JOHANNESBURG -- South Africa's president says Nelson Mandela is responding to treatment, though the 94-year-old's condition remains critical but stable after more than a month in the hospital.
President Jacob Zuma visited the anti-apartheid leader Wednesday evening.
In a statement that referred to the anti-apartheid leader by his clan name, Zuma said: "We are encouraged that Madiba is responding to treatment and urge the public to continue providing support and showering him with love which gives him and the family strength."
Mandela was hospitalized June 8 for what the government said was a recurring lung infection, and his condition has been critical for over two weeks.
Meanwhile the king of Mandela's Thembu tribe told AFP on Wednesday that the former South African leader is unable to talk but is responsive to visitors.
"He is well," AFP quoted King Buyelekhaya Dalindyebo as saying after he visited the South African icon at the hospital.
"He could not talk, but he recognized me and made a few gestures of acknowledgement, like moving his eyes," King Dalindyebo said, according to AFP.
"I did get that little smile from his face, which I appreciated very much indeed, it was a blessing for me," he added, according to AP Television.
On Saturday, King Dalindyebo removed Nelson Mandela's grandson from his post of traditional authority.
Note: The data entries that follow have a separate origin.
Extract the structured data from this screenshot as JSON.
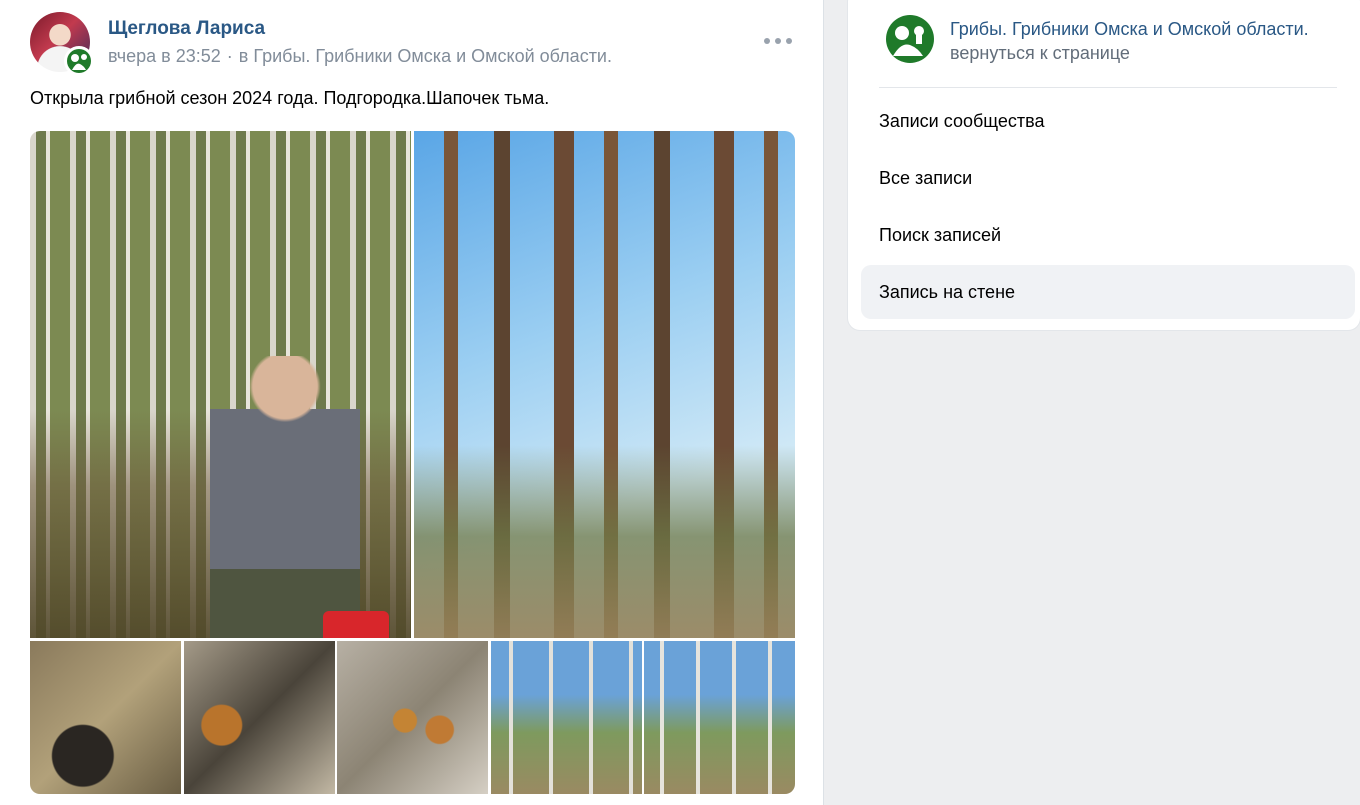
{
  "post": {
    "author": "Щеглова Лариса",
    "time": "вчера в 23:52",
    "separator": "·",
    "community_ref": "в Грибы. Грибники Омска и Омской области.",
    "text": "Открыла грибной сезон 2024 года. Подгородка.Шапочек тьма."
  },
  "sidebar": {
    "group_name": "Грибы. Грибники Омска и Омской области.",
    "back_link": "вернуться к странице",
    "menu": [
      {
        "label": "Записи сообщества",
        "active": false
      },
      {
        "label": "Все записи",
        "active": false
      },
      {
        "label": "Поиск записей",
        "active": false
      },
      {
        "label": "Запись на стене",
        "active": true
      }
    ]
  },
  "colors": {
    "link": "#2a5885",
    "meta": "#818c99",
    "logo_green": "#1f7a2a",
    "page_bg": "#edeef0"
  },
  "icons": {
    "more": "more-horizontal-icon",
    "group_logo": "mushroom-picker-logo"
  }
}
He said Mandla Mandela was being expelled "from all rank of duties" over a family feud, which erupted after it was revealed that the grandson had moved the bodies of three of Nelson Mandela's children to his village of Mvezo in South Africa's Eastern Cape province in 2011.
The bodies were recently returned to their original burial site in Mandela's hometown, Qunu, after Mandela family members went to court to force Mandla Mandela to relinquish control of the remains.
King Dalindyebo said Mandla Mandela, a chief in the Mvezo area, wouldn't be allowed any involvement in tribal affairs until he apologizes.
"He has not only angered us, he has also angered his own family," the king said. "So as long as the family does not need him in their premises, we don't need him in the Madiba clan at all."
The family dispute had shocked many South Africans, even prompting a plea from retired archbishop Desmond Tutu for Mandela's family to settle its differences as a show of respect for the ailing patriarch.